- ^ "Carriages and Coaches". p. 205.
- ^ Terrier, Max (1986). "L'invention des ressorts de voiture". Revue d'Histoire des Sciences. 39 (1): 17–30. doi:10.3406/rhs.1986.4016.
- ^ Felton, William (1796). A treatise on carriages; comprehending coaches, chariots, phaetons, curricles, whiskies, &c. : together with their proper harness, in which the fair prices of every article are accurately stated.
- ^ Reuleaux, Franz (1861). Der Konstrukteur. Braunschweig: F. Vieweg. Retrieved 13 October 2022.
- ^ Rowland, E.K. (1911). "Leaf Springs". Transactions. Society of Automobile Engineers. 6: 156–191. JSTOR 44579553.
- ^ Henderson, G.R. (1894). "A Graphical Method of Designing Springs". Transactions. American Society of Mechanical Engineers. XVI: 92–105. Retrieved 13 October 2022.
- ^ "Kamis, Khukuri makers of Nepal". Himalayan-imports.com. Retrieved 2011-11-06.
- ^ "Joe Andon's leap of faith". The Australian. Retrieved 2013-07-04.

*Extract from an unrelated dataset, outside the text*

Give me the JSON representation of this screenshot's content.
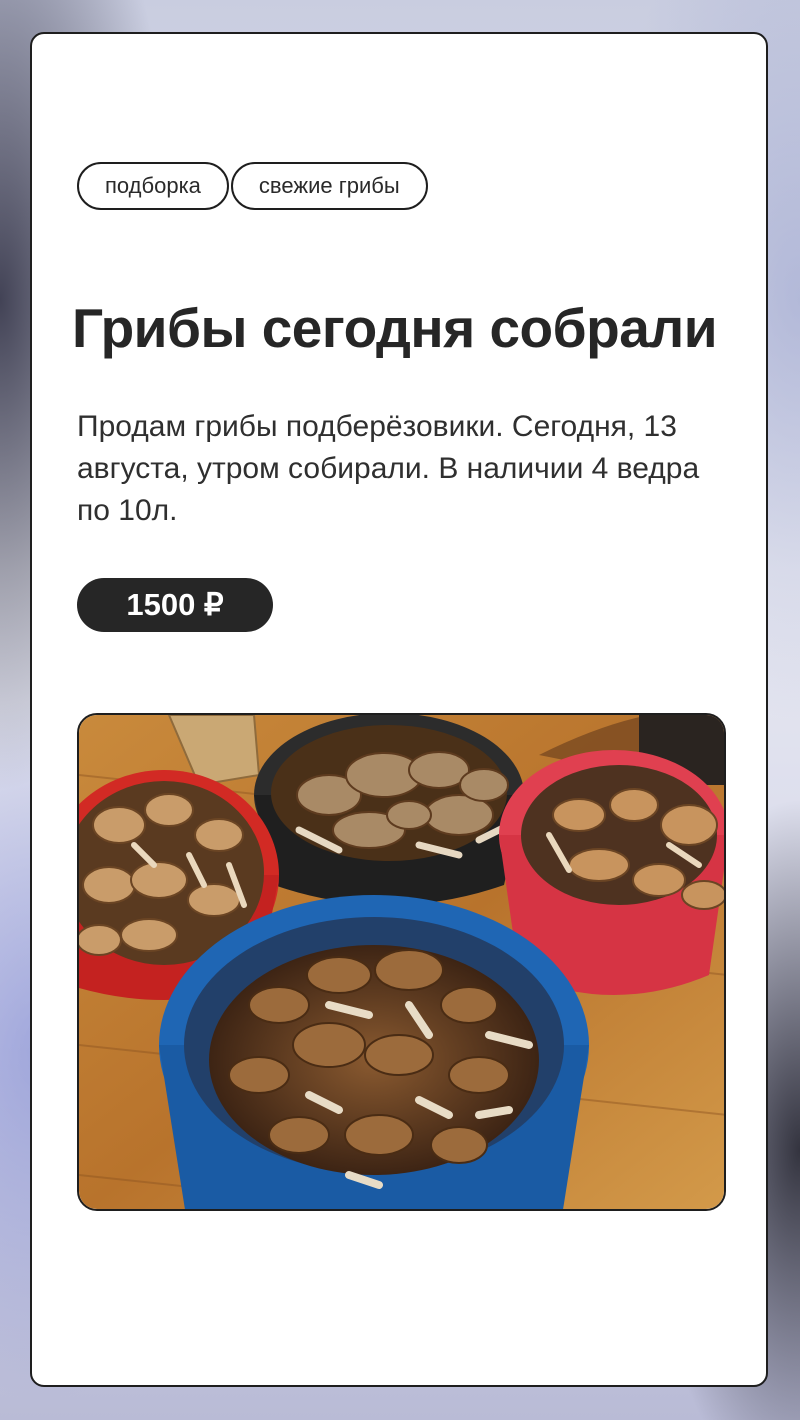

- ^ "Trampolines WO 2012167300 A1". Retrieved 2013-07-04.